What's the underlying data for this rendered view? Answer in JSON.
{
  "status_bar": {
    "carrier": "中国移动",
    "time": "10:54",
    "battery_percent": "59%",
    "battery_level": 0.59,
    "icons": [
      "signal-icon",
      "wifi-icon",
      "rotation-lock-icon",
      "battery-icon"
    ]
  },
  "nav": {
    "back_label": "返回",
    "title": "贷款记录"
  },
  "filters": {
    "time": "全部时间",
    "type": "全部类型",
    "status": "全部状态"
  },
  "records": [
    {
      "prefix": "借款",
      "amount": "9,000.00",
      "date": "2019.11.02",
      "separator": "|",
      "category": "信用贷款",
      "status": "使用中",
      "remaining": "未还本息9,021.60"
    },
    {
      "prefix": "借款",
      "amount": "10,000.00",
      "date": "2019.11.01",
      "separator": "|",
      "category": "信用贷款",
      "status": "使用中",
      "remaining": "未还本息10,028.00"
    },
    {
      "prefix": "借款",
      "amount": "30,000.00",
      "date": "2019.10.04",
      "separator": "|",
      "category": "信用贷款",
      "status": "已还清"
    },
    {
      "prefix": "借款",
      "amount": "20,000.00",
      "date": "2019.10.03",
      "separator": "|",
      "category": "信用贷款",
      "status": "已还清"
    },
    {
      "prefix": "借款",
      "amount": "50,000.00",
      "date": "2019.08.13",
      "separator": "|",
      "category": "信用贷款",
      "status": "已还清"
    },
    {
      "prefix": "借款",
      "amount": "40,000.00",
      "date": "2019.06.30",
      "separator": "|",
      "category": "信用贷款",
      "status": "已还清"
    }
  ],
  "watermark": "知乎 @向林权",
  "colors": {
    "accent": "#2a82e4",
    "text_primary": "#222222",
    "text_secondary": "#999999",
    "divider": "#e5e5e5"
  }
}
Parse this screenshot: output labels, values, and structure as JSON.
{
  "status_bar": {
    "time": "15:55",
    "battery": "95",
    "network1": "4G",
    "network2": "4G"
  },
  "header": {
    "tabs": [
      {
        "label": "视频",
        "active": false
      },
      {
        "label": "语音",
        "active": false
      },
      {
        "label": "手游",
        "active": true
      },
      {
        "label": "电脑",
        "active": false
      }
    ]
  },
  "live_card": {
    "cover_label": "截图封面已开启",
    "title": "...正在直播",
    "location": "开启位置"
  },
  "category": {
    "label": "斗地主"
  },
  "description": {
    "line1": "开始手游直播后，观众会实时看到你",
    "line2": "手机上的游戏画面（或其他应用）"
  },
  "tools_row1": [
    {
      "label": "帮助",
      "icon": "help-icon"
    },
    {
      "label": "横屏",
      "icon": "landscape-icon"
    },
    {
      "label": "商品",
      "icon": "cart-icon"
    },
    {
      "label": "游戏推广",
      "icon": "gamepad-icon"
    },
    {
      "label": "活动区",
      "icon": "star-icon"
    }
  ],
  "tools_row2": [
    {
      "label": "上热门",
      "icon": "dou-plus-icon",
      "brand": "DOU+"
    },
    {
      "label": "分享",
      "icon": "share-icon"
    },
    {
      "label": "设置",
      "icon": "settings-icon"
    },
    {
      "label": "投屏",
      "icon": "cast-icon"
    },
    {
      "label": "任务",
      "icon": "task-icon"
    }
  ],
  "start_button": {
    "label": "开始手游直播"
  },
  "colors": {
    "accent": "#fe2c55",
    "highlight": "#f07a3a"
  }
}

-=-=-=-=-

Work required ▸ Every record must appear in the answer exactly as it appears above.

Exercise solution ▸
What's the underlying data for this rendered view? Answer in JSON.
{
  "status_bar": {
    "carrier": "中国移动",
    "time": "10:54",
    "battery_percent": "59%",
    "battery_level": 0.59,
    "icons": [
      "signal-icon",
      "wifi-icon",
      "rotation-lock-icon",
      "battery-icon"
    ]
  },
  "nav": {
    "back_label": "返回",
    "title": "贷款记录"
  },
  "filters": {
    "time": "全部时间",
    "type": "全部类型",
    "status": "全部状态"
  },
  "records": [
    {
      "prefix": "借款",
      "amount": "9,000.00",
      "date": "2019.11.02",
      "separator": "|",
      "category": "信用贷款",
      "status": "使用中",
      "remaining": "未还本息9,021.60"
    },
    {
      "prefix": "借款",
      "amount": "10,000.00",
      "date": "2019.11.01",
      "separator": "|",
      "category": "信用贷款",
      "status": "使用中",
      "remaining": "未还本息10,028.00"
    },
    {
      "prefix": "借款",
      "amount": "30,000.00",
      "date": "2019.10.04",
      "separator": "|",
      "category": "信用贷款",
      "status": "已还清"
    },
    {
      "prefix": "借款",
      "amount": "20,000.00",
      "date": "2019.10.03",
      "separator": "|",
      "category": "信用贷款",
      "status": "已还清"
    },
    {
      "prefix": "借款",
      "amount": "50,000.00",
      "date": "2019.08.13",
      "separator": "|",
      "category": "信用贷款",
      "status": "已还清"
    },
    {
      "prefix": "借款",
      "amount": "40,000.00",
      "date": "2019.06.30",
      "separator": "|",
      "category": "信用贷款",
      "status": "已还清"
    }
  ],
  "watermark": "知乎 @向林权",
  "colors": {
    "accent": "#2a82e4",
    "text_primary": "#222222",
    "text_secondary": "#999999",
    "divider": "#e5e5e5"
  }
}
Parse this screenshot: output labels, values, and structure as JSON.
{
  "status_bar": {
    "time": "15:55",
    "battery": "95",
    "network1": "4G",
    "network2": "4G"
  },
  "header": {
    "tabs": [
      {
        "label": "视频",
        "active": false
      },
      {
        "label": "语音",
        "active": false
      },
      {
        "label": "手游",
        "active": true
      },
      {
        "label": "电脑",
        "active": false
      }
    ]
  },
  "live_card": {
    "cover_label": "截图封面已开启",
    "title": "...正在直播",
    "location": "开启位置"
  },
  "category": {
    "label": "斗地主"
  },
  "description": {
    "line1": "开始手游直播后，观众会实时看到你",
    "line2": "手机上的游戏画面（或其他应用）"
  },
  "tools_row1": [
    {
      "label": "帮助",
      "icon": "help-icon"
    },
    {
      "label": "横屏",
      "icon": "landscape-icon"
    },
    {
      "label": "商品",
      "icon": "cart-icon"
    },
    {
      "label": "游戏推广",
      "icon": "gamepad-icon"
    },
    {
      "label": "活动区",
      "icon": "star-icon"
    }
  ],
  "tools_row2": [
    {
      "label": "上热门",
      "icon": "dou-plus-icon",
      "brand": "DOU+"
    },
    {
      "label": "分享",
      "icon": "share-icon"
    },
    {
      "label": "设置",
      "icon": "settings-icon"
    },
    {
      "label": "投屏",
      "icon": "cast-icon"
    },
    {
      "label": "任务",
      "icon": "task-icon"
    }
  ],
  "start_button": {
    "label": "开始手游直播"
  },
  "colors": {
    "accent": "#fe2c55",
    "highlight": "#f07a3a"
  }
}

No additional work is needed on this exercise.